_Provided material_

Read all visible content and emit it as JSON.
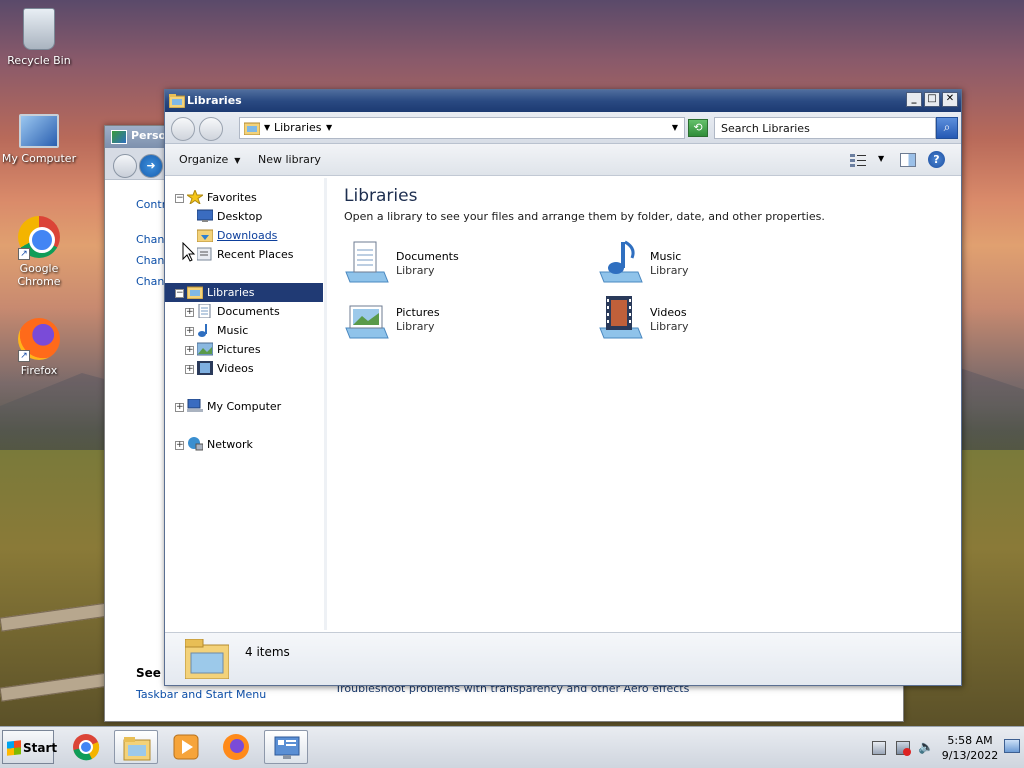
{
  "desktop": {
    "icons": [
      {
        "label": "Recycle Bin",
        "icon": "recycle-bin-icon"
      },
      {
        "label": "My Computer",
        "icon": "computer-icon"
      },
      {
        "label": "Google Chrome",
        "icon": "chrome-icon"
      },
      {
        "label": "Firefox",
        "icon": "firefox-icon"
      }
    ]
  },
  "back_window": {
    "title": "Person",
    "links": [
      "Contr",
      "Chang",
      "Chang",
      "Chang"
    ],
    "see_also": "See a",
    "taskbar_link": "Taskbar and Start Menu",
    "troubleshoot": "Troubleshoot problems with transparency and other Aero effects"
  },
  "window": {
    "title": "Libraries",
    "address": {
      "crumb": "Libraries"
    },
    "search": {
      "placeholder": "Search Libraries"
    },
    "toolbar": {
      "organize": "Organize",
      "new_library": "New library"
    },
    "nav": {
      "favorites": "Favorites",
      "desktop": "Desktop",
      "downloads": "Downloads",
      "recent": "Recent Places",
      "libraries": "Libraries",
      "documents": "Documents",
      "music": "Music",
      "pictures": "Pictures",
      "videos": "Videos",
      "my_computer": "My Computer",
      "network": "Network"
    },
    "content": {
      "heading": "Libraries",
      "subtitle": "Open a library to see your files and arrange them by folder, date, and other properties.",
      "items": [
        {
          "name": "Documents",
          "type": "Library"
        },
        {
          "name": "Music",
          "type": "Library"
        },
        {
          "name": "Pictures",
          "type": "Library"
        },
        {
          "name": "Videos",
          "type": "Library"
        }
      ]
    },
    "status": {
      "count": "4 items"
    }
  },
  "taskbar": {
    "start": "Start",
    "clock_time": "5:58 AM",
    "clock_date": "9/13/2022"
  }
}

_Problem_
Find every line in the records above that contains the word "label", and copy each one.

_Expected output_
        "label": "Recycle Bin",
        "label": "My Computer",
        "label": "Google Chrome",
        "label": "Firefox",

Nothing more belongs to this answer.